“On average, every 15 minutes, the use of a firearm results in a violent death somewhere around the world. The widespread availability of small arms and light weapons and their ammunition is a key enabler of armed violence and conflict. High levels of arms and ammunition in circulation contribute to insecurity, cause harm to civilians, facilitate human rights violations and impede humanitarian access.” (UN Secretary-General’s ‘Agenda for Disarmament: Securing our Common Future’ (2018)).
Although there is not a single encompassing definition, small arms and firearms are generally considered as weapons that are designed for individual use, while light weapons are designed for use by a group of two to three people, serving as a crew. All of them share the common characteristic that they are relatively cheap and light as well as easy to handle, transport and conceal. Today, it is estimated that more than 1 billion small arms are in global circulation, with around 700,000 to 900,000 being newly produced each year. While small arms and light weapons and the related ammunition do not necessarily create conflict per se, it is this excessive accumulation that often leads to longer lasting and more lethal violence, the impediment of post-conflict rehabilitation and the slowing down of economic growth. In addition, the trade and brokering has become more diverse over time due to a multiplication of outlets, the fragmentation of commercial markets for small arms as well as the Internet and the Dark Web, posing growing threats to the illicit trade in small arms and light weapons and to the diversion to private entities – including terrorist and criminal groups.

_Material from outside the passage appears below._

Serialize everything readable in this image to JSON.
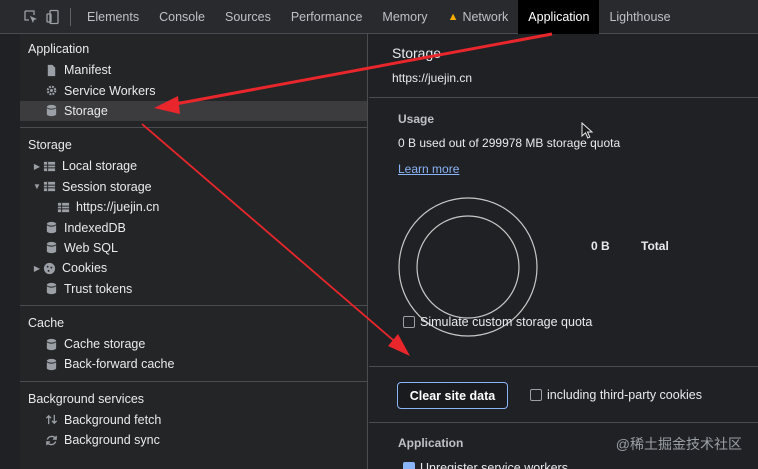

This short course examines how the United Nations has addressed and continues to address issues related to small arms and light weapons – in particular via its three key bodies in this field: the General Assembly, the Security Council, and the Human Rights Council. The course also presents core international documents that were created over the last two decades in the fight against the illicit manufacture and transfer of, and trade in, small arms and light weapons such as the UN Programme of Action on small arms and light weapons, the Firearms Protocol and the Arms Trade Treaty. It equally outlines how regional organisations such as the Organization for Security and Co-operation in Europe, and non-governmental organisations contribute to the efforts in tackling the problem of surplus small arms and light weapons, as well as the negative consequences of the illicit arms trade and widespread violence linked to them.
This course examines the destructive use of explosive weapons in populated areas and the international efforts that have been created in order to respond to this humanitarian issue. It discusses the effects of armed conflict on non-combatants in urban settings, as well as the challenges caused by this problem.

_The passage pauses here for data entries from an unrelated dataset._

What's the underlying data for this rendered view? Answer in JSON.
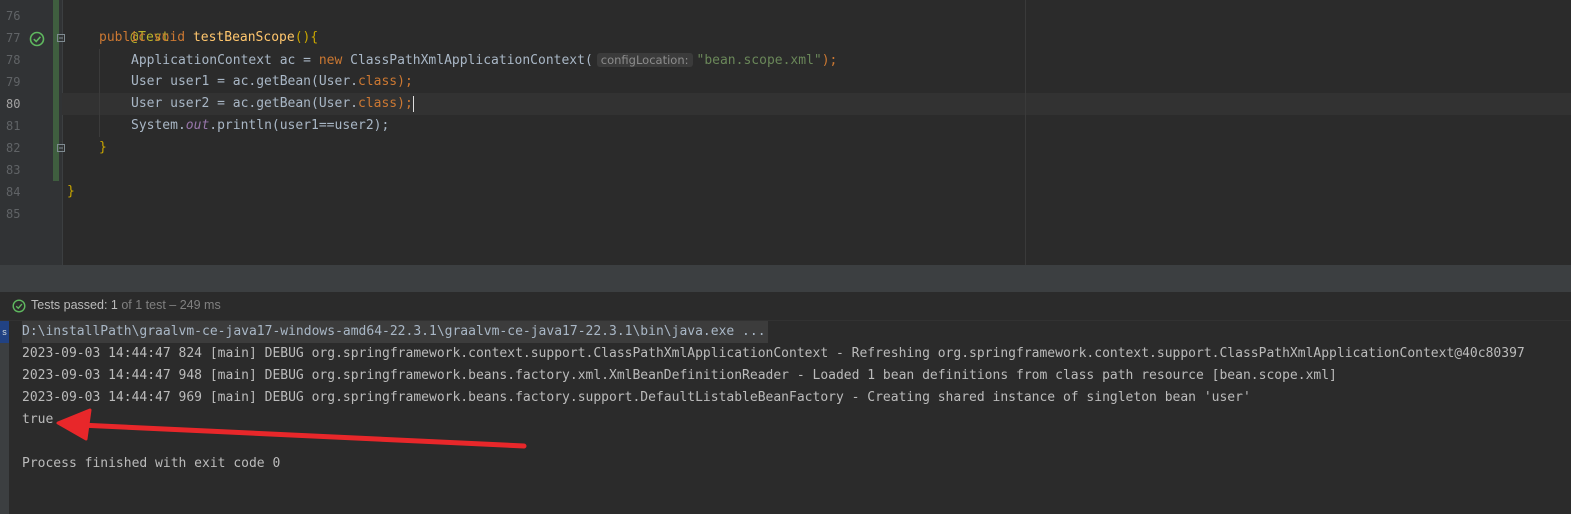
{
  "editor": {
    "line_numbers": [
      "76",
      "77",
      "78",
      "79",
      "80",
      "81",
      "82",
      "83",
      "84",
      "85"
    ],
    "current_line": "80",
    "lines": {
      "l76_annotation": "@Test",
      "l77_kw_public": "public",
      "l77_kw_void": "void",
      "l77_method": "testBeanScope",
      "l77_rest": "(){",
      "l78_type": "ApplicationContext ac = ",
      "l78_kw_new": "new",
      "l78_ctor": " ClassPathXmlApplicationContext(",
      "l78_hint": "configLocation:",
      "l78_str": "\"bean.scope.xml\"",
      "l78_end": ");",
      "l79_a": "User user1 = ac.getBean(User.",
      "l79_kw": "class",
      "l79_end": ");",
      "l80_a": "User user2 = ac.getBean(User.",
      "l80_kw": "class",
      "l80_end": ");",
      "l81_a": "System.",
      "l81_field": "out",
      "l81_b": ".println(user1==user2);",
      "l82_brace": "}",
      "l84_brace": "}"
    }
  },
  "test_status": {
    "label": "Tests passed:",
    "count": "1",
    "detail": "of 1 test – 249 ms"
  },
  "console": {
    "side_tab": "s",
    "command": "D:\\installPath\\graalvm-ce-java17-windows-amd64-22.3.1\\graalvm-ce-java17-22.3.1\\bin\\java.exe ...",
    "log_lines": [
      "2023-09-03 14:44:47 824 [main] DEBUG org.springframework.context.support.ClassPathXmlApplicationContext - Refreshing org.springframework.context.support.ClassPathXmlApplicationContext@40c80397",
      "2023-09-03 14:44:47 948 [main] DEBUG org.springframework.beans.factory.xml.XmlBeanDefinitionReader - Loaded 1 bean definitions from class path resource [bean.scope.xml]",
      "2023-09-03 14:44:47 969 [main] DEBUG org.springframework.beans.factory.support.DefaultListableBeanFactory - Creating shared instance of singleton bean 'user'"
    ],
    "result": "true",
    "exit_message": "Process finished with exit code 0"
  },
  "colors": {
    "arrow": "#e8272a",
    "pass_green": "#5fb85f",
    "keyword": "#cc7832",
    "string": "#6a8759"
  },
  "icons": {
    "run_marker": "passed-check-icon",
    "status": "check-circle-icon",
    "annotation_arrow": "red-arrow"
  }
}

Upon completion of this course, you will be able to:
- Justify the significance of disarmament and non-proliferation
- Describe the role the United Nations, the UN Office for Disarmament Affairs (UNODA), the Organization for Security and Co-operation in Europe (OSCE), non-governmental organisations and other civil society actors play in addressing disarmament issues in general and in tackling the small arms and light weapons problem in particular

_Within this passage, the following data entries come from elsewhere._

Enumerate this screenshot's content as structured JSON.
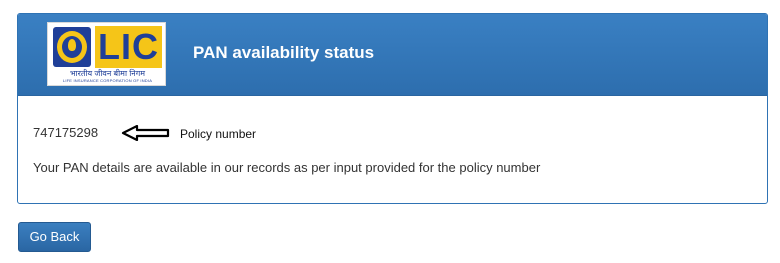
{
  "header": {
    "title": "PAN availability status"
  },
  "logo": {
    "wordmark": "LIC",
    "hindi_text": "भारतीय जीवन बीमा निगम",
    "english_text": "LIFE INSURANCE CORPORATION OF INDIA"
  },
  "policy": {
    "number": "747175298",
    "label": "Policy number",
    "arrow_icon": "left-arrow-icon"
  },
  "message": "Your PAN details are available in our records as per input provided for the policy number",
  "actions": {
    "go_back_label": "Go Back"
  },
  "colors": {
    "header_blue": "#2f73b4",
    "button_blue": "#2a66a3",
    "logo_yellow": "#f5c518",
    "logo_blue": "#1f3f98"
  }
}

- Understand the difference between a small arm and a light weapon
- Explain the importance to control the manufacturing of, and trade in, small arms and light weapons; and
- Analyse the various international instruments and frameworks that tackle the small arms and light weapons problem, including the UN Programme of Action, the Firearms Protocol, the Arms Trade Treaty and the OSCE Document on Small Arms and Light Weapons among others
The course is open to all interested audiences.
Components and Methodology:
Each module takes approximately 20 minutes and can be completed at the learner’s own pace
The course consists of two thematic modules:
The course is available in English and is held in the Disarmament Education Dashboard, thus participants need a computer or mobile device, with audio and reliable internet connection. No special software is required.
Upon successful completion of thematic modules, including examination and course evaluation a certificate of completion will automatically be issued to the participant.
The UN Office for Disarmament Affairs Short Course Series aims at making available quality education material on disarmament, arms control, non-proliferation and issues cross-cutting with security, such as gender and development. The courses are targeted for and available to the general public at UNODA’S globally accessible e-Learning platform disarmamenteducation.org.
In line with the UN Secretary-General’s Agenda for Disarmament this short-course series aims to contribute to the implementation of the Sustainable Development Goals.